>>>

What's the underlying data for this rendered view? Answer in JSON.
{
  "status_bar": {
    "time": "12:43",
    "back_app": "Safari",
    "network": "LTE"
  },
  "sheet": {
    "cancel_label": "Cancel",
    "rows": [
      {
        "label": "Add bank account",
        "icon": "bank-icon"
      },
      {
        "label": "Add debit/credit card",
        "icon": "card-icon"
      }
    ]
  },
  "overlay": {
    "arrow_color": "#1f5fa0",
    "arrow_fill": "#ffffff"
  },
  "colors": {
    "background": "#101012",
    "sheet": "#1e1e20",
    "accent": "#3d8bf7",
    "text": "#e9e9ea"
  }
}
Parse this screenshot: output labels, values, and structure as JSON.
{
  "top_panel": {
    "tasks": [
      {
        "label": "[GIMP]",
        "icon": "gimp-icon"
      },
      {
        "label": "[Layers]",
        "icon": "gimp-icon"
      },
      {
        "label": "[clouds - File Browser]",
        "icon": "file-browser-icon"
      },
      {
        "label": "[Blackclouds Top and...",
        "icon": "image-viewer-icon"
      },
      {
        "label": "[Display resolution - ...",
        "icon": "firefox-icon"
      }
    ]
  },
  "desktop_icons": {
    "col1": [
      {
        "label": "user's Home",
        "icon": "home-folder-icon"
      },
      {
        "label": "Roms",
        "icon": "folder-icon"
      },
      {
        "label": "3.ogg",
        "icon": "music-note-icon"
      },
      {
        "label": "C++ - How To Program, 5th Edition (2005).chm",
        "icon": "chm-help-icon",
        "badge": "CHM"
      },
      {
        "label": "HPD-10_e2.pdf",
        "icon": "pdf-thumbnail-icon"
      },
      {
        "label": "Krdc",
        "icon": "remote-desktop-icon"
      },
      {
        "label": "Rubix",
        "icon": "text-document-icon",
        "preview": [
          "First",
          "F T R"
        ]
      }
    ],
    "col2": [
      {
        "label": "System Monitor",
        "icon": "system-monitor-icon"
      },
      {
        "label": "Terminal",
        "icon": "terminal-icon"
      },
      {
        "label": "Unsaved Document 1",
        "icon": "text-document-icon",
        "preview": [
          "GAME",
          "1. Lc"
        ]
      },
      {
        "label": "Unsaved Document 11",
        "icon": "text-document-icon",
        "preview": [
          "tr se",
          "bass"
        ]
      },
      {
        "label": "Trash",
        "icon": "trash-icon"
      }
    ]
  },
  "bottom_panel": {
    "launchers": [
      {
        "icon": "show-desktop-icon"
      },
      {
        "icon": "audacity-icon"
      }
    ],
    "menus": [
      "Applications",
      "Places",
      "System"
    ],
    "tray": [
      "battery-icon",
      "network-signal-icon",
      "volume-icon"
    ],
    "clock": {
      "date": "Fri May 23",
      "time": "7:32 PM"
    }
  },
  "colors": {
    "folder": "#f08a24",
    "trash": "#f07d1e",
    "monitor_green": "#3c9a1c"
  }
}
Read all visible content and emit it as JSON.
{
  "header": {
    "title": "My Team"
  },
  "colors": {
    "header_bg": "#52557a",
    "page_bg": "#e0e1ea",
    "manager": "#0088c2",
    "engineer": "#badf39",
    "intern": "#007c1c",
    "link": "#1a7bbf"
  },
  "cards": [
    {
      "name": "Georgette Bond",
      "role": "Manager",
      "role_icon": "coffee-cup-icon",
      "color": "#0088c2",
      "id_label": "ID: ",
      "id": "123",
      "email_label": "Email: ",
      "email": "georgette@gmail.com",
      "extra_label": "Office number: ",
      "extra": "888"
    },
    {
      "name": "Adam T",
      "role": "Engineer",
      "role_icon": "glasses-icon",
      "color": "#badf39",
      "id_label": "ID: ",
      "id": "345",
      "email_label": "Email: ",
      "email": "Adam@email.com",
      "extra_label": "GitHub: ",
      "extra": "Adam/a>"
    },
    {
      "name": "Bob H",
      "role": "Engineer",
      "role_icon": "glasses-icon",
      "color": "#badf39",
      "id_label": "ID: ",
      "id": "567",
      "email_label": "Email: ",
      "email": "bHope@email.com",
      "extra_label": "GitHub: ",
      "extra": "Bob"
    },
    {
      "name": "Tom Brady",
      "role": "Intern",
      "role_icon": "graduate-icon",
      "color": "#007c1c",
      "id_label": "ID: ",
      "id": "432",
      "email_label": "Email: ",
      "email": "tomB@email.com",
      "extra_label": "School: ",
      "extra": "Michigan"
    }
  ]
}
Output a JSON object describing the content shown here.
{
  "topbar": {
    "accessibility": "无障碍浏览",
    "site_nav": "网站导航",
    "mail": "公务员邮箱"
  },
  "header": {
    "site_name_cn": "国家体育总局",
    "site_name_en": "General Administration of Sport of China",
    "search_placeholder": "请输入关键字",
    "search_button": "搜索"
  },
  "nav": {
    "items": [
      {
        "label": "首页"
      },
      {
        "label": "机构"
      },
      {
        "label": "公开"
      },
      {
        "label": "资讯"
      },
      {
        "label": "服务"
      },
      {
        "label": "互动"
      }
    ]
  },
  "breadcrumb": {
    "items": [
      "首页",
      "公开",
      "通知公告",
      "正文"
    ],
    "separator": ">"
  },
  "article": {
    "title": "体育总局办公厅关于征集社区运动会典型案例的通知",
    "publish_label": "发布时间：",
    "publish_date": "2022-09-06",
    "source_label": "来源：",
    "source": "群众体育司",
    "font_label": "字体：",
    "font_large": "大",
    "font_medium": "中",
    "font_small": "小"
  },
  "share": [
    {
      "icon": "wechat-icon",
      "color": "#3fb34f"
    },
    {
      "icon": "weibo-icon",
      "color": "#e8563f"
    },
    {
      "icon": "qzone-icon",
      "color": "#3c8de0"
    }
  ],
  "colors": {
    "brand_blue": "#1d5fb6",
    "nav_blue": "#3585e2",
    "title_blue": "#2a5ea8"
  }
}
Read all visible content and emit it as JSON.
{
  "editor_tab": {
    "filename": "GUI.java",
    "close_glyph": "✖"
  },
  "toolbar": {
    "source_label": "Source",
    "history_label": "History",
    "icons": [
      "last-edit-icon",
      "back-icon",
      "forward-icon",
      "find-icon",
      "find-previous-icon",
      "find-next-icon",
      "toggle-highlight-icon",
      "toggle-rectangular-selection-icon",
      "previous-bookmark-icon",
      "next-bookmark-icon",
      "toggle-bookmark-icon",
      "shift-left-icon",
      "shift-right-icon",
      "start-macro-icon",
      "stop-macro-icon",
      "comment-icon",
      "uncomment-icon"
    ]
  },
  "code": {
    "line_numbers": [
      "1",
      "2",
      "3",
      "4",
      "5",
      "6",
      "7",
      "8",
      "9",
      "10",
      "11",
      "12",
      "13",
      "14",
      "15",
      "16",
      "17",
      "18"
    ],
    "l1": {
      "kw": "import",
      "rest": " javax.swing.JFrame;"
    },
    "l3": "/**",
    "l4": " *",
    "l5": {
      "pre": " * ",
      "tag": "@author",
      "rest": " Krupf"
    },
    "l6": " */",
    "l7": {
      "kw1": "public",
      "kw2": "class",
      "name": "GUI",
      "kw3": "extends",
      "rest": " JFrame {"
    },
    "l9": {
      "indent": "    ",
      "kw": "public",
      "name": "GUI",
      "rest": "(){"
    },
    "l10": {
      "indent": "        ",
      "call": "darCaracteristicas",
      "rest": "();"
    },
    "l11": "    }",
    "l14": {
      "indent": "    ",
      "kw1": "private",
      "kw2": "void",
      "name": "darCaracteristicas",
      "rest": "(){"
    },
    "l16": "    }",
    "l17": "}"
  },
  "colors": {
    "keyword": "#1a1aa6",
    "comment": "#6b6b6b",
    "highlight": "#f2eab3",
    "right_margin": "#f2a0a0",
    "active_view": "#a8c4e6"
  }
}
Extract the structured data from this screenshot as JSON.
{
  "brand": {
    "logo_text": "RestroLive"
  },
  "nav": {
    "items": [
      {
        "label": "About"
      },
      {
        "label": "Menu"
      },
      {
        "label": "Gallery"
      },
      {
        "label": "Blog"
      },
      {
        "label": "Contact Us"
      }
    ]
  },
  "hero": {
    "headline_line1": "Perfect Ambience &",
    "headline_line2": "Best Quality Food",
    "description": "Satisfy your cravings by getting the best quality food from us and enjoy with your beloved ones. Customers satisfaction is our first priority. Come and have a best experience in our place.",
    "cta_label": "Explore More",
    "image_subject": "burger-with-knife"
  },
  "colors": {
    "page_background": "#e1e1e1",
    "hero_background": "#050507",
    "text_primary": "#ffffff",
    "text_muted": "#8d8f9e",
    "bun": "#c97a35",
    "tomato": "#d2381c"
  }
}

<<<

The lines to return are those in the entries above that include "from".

Extract the structured data from this screenshot as JSON.
    "description": "Satisfy your cravings by getting the best quality food from us and enjoy with your beloved ones. Customers satisfaction is our first priority. Come and have a best experience in our place.",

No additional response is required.